For companies with more than 1,000 workers, insurers are more likely to base their rates on historical claims data. But for smaller companies, health plans rely more on age and gender.
“In the private market, group insurance is really social insurance,” Kaplan says. “In a typical employer group, roughly half the employees will have no claims in a given year, and they are paying a premium. And there’s some people in that workforce who are going to have $100,000 in claims.”
As a younger, healthier person, I may subsidize the older workers at my company who need more medical care. But I also get something out of it — my co-workers who don’t have kids help subsidize coverage for my family. And that’s the point of group health insurance: We all take our chances together.

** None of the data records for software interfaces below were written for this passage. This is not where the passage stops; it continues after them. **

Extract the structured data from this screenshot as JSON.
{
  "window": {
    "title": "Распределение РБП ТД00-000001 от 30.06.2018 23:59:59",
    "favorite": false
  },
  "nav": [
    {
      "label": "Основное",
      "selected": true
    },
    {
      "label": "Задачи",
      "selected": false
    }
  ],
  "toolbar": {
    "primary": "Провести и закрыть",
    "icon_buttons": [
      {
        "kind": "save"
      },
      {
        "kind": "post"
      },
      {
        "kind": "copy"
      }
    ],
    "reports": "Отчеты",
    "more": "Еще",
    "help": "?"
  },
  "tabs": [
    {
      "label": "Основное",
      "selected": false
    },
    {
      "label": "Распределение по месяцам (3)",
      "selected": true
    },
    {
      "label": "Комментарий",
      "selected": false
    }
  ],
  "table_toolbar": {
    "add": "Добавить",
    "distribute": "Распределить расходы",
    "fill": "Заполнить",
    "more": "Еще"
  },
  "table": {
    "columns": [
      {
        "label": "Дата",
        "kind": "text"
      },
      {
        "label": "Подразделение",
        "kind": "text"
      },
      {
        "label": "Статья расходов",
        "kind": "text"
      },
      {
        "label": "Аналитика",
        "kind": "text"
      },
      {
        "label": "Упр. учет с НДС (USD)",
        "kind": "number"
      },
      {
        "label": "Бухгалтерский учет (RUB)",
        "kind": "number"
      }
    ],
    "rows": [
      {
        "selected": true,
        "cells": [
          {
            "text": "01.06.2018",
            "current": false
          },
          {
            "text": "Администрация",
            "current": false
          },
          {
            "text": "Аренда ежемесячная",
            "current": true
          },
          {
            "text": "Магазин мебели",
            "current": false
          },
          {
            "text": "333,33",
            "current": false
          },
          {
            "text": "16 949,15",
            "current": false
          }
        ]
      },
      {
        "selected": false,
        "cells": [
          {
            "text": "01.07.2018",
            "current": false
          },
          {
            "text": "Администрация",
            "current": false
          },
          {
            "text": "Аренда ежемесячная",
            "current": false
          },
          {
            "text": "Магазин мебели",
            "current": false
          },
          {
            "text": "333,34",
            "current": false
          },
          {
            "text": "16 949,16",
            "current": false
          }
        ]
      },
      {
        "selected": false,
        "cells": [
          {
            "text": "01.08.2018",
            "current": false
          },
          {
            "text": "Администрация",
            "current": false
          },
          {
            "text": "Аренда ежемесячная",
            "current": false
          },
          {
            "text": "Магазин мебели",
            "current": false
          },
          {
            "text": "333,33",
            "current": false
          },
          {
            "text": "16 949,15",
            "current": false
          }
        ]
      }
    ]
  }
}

3) How far are you willing to go to save your home? I’m not talking about foreclosure, I’m talking about risking you or your families life, or crossing a dictator. The BBC profiles a documentary about Ben Freeth, the Briton “along with his Zimbabwean family has for the past few years been in a tug of war for land with President Robert Mugabe, the country’s strong and ruthless leader.”
4) News you can use. Or not. I stumbled across Air Now today, a Web site that provides air pollution information in real time. As it so happens, today in central and southeast Minnesota, we’re full of bad air. Try the animation. Even more interesting: The Air Compare feature that lets you compare health concerns of three states. But there’s no explanation for why Olmsted County had the most “unhealthy days” for heart disease in the state in 2008.
5) Oh, Public Radio, you’ve changed so over the years. Why, there was a time that the mere mention of Dolly Parton would set y’all to giggling.
WHAT WE’RE DOING
Midmorning (9-11 a.m.) – First hour: Health care reform update.
Second hour: Why do we need pundits, and what makes a good one?
Midday (11 a.m. – 1 p.m.) – First hour: Charles Lewis, founder of the Center for Public Integrity, discusses the history and future of investigative journalism.
Second hour: Historian Taylor Branch speaks at the Commonwealth Club of California about former president Bill Clinton. Branch is the author of “The Clinton Tapes: Wrestling History with the President.”
Talk of the Nation (1 – 3 p.m.) – First hour: Helen Thomas.
Second hour: Abigail Pogrebin, author of “One and The Same,” about being an identical twin.
All Things Considered (3-6:30 p.m.) – The stimulus package’s nine-month COBRA subsidy (which pays 65 percent of the premium) is going to start running out for some laid-off workers. How successful has it been and should Congress keep it going beyond its expiration date? MPR’s Annie Baxter has the story this evening.
NPR will have details on a study coming out this afternoon that reveals how Massachusetts doctors think that state’s universal health care program is working… or not.